[Web page and app entries]
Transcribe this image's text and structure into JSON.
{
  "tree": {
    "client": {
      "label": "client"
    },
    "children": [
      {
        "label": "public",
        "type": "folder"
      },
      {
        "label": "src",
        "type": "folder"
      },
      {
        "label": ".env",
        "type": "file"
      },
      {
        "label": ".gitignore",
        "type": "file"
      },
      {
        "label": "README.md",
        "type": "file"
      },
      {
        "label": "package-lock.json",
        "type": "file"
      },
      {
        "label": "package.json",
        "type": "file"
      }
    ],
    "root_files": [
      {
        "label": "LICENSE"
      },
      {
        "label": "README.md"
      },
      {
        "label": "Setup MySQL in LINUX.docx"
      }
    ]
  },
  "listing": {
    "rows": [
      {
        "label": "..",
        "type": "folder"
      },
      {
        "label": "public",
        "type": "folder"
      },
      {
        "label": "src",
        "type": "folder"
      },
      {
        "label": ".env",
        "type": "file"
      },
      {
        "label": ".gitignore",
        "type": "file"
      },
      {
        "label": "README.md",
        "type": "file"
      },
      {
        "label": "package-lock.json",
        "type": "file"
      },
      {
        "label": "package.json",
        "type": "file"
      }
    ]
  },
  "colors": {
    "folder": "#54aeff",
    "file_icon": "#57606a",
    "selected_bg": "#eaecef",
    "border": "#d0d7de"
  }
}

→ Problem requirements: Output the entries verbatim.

→ Problem solution:
Transcribe this image's text and structure into JSON.
{
  "tree": {
    "client": {
      "label": "client"
    },
    "children": [
      {
        "label": "public",
        "type": "folder"
      },
      {
        "label": "src",
        "type": "folder"
      },
      {
        "label": ".env",
        "type": "file"
      },
      {
        "label": ".gitignore",
        "type": "file"
      },
      {
        "label": "README.md",
        "type": "file"
      },
      {
        "label": "package-lock.json",
        "type": "file"
      },
      {
        "label": "package.json",
        "type": "file"
      }
    ],
    "root_files": [
      {
        "label": "LICENSE"
      },
      {
        "label": "README.md"
      },
      {
        "label": "Setup MySQL in LINUX.docx"
      }
    ]
  },
  "listing": {
    "rows": [
      {
        "label": "..",
        "type": "folder"
      },
      {
        "label": "public",
        "type": "folder"
      },
      {
        "label": "src",
        "type": "folder"
      },
      {
        "label": ".env",
        "type": "file"
      },
      {
        "label": ".gitignore",
        "type": "file"
      },
      {
        "label": "README.md",
        "type": "file"
      },
      {
        "label": "package-lock.json",
        "type": "file"
      },
      {
        "label": "package.json",
        "type": "file"
      }
    ]
  },
  "colors": {
    "folder": "#54aeff",
    "file_icon": "#57606a",
    "selected_bg": "#eaecef",
    "border": "#d0d7de"
  }
}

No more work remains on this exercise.